The statue is 30 meters long and weighs 150,000 kilograms, and was a gift from the nearby Burgers’ Zoo to the city. The artist (Florentijn Hofman) responsible for the design is also known for massive yellow ducks you’d normally associate with your bathtub.
The aardvark makes for great pictures, fun discussions and even better climbing.
The city itself has a very nice feel to it, and is now on our list for a long weekend away, sometime soon.
Castle Rosedael in province of Gelderland
On the last day of our week-long Dutch road trip, we visit Rosendael Castle. A beautifully restored castle that has housed families for over 700 years until the forties of last century.
The castle and donjon are in pristine shape to show off the life between the 1900-1940s. The furniture, paintings and the decadent marble champagne fountain all help cement the image.
What the place maybe more known for is its grounds. In earlier centuries, more formal gardens with stricter lines and dedicated areas like rose gardens and such. Afterwards the grounds were redesigned along the landscape style that still gives it that well-kept but now more natural feel.
There are several areas with sculptures and fun additions, like the tea cupola or the arty shells gallery that’s the background for the castle’s cheats. These have all been part of the garden since 1721.

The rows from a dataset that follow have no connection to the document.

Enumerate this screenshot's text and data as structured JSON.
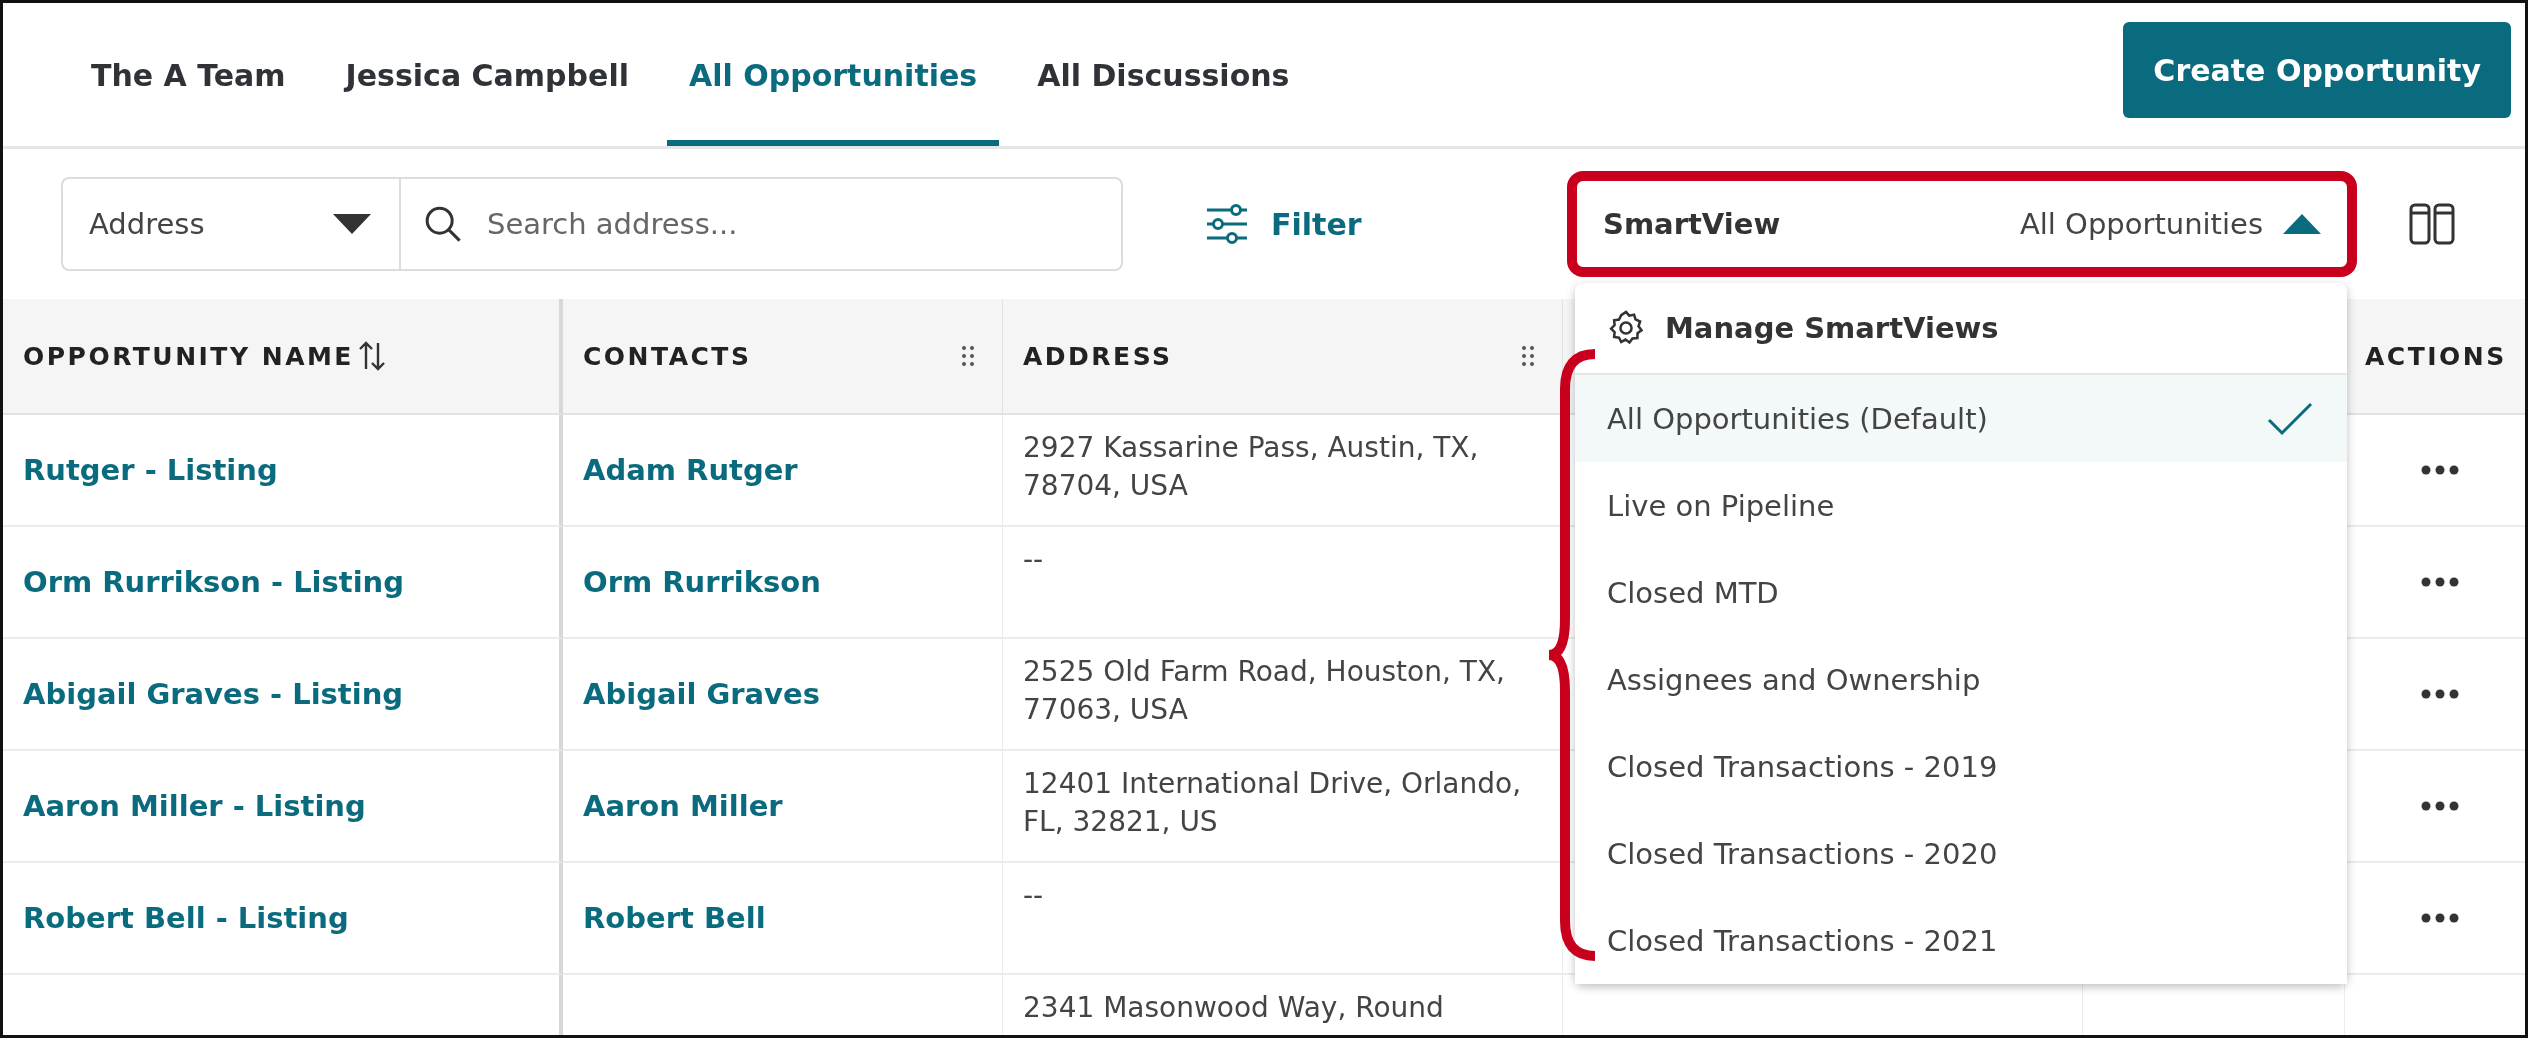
{
  "tabs": [
    {
      "label": "The A Team",
      "selected": false
    },
    {
      "label": "Jessica Campbell",
      "selected": false
    },
    {
      "label": "All Opportunities",
      "selected": true
    },
    {
      "label": "All Discussions",
      "selected": false
    }
  ],
  "create_button": "Create Opportunity",
  "search": {
    "field": "Address",
    "placeholder": "Search address..."
  },
  "filter_button": "Filter",
  "smartview": {
    "label": "SmartView",
    "value": "All Opportunities",
    "expanded": true,
    "annotated": true
  },
  "smartview_menu": {
    "manage": "Manage SmartViews",
    "bracketed": true,
    "items": [
      {
        "label": "All Opportunities (Default)",
        "selected": true
      },
      {
        "label": "Live on Pipeline",
        "selected": false
      },
      {
        "label": "Closed MTD",
        "selected": false
      },
      {
        "label": "Assignees and Ownership",
        "selected": false
      },
      {
        "label": "Closed Transactions - 2019",
        "selected": false
      },
      {
        "label": "Closed Transactions - 2020",
        "selected": false
      },
      {
        "label": "Closed Transactions - 2021",
        "selected": false
      }
    ]
  },
  "table": {
    "columns": [
      {
        "label": "OPPORTUNITY NAME",
        "kind": "sortable"
      },
      {
        "label": "CONTACTS",
        "kind": "draggable"
      },
      {
        "label": "ADDRESS",
        "kind": "draggable"
      },
      {
        "label": "ACTIONS",
        "kind": "plain"
      }
    ],
    "rows": [
      {
        "name": "Rutger - Listing",
        "contact": "Adam Rutger",
        "address": "2927 Kassarine Pass, Austin, TX, 78704, USA"
      },
      {
        "name": "Orm Rurrikson - Listing",
        "contact": "Orm Rurrikson",
        "address": "--"
      },
      {
        "name": "Abigail Graves - Listing",
        "contact": "Abigail Graves",
        "address": "2525 Old Farm Road, Houston, TX, 77063, USA"
      },
      {
        "name": "Aaron Miller - Listing",
        "contact": "Aaron Miller",
        "address": "12401 International Drive, Orlando, FL, 32821, US"
      },
      {
        "name": "Robert Bell - Listing",
        "contact": "Robert Bell",
        "address": "--"
      },
      {
        "address": "2341 Masonwood Way, Round"
      }
    ]
  }
}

So, what are these cheats? They’re fountains. Tiny little fountains spurting up from the ground when you least expect it, thus having provided surprise and laughter – and wet clothes – for almost 300 years.
It is one of the reasons why the grounds of Rosendael Castle are worth the visit. Not only, does it have the cheats, there also is a ‘bare-feet-path’ to feel the different ground coverings yourself. Besides that, try the suspension bridge here too. Walk slow and by yourself, your feet may stay dry, any other way…all bets are off.
Ponds and fountains
Walk the grounds and see how the series of ponds at different levels were built so that gravity and water pressure ensured the fountain spouting in the main pond.
A week through half of our provinces
Our road trip flew by and though it was a little more involved because of the Corona measures, it was fantastic. We got to see some cool new places, take part in Wadlopen, cycle over the Veluwe, sniffed some history and simply spend time together as a family.
One of the things I realized during this trip is that the Netherlands, and its separate provinces, each actually have their own traditional foods. And they’re quite interesting too.
So, over the next couple of months I’ll be writing about some highlights of each province and post the recipes of two of their traditional foods. Whenever possible, I’ll include what I thought about the dishes or snacks once I made them.
If there is one thing we learned, it’s that tourism doesn’t necessarily means far-flung countries. Getting reacquainted with your own can be just as interesting.
Where I can easily say ‘country’ with regard to the Netherlands (it’s so small!), maybe for you it’s getting to know your city, your territory or your province or state.
Whichever it will be, go explore and tell me; what is your local tourism highlight?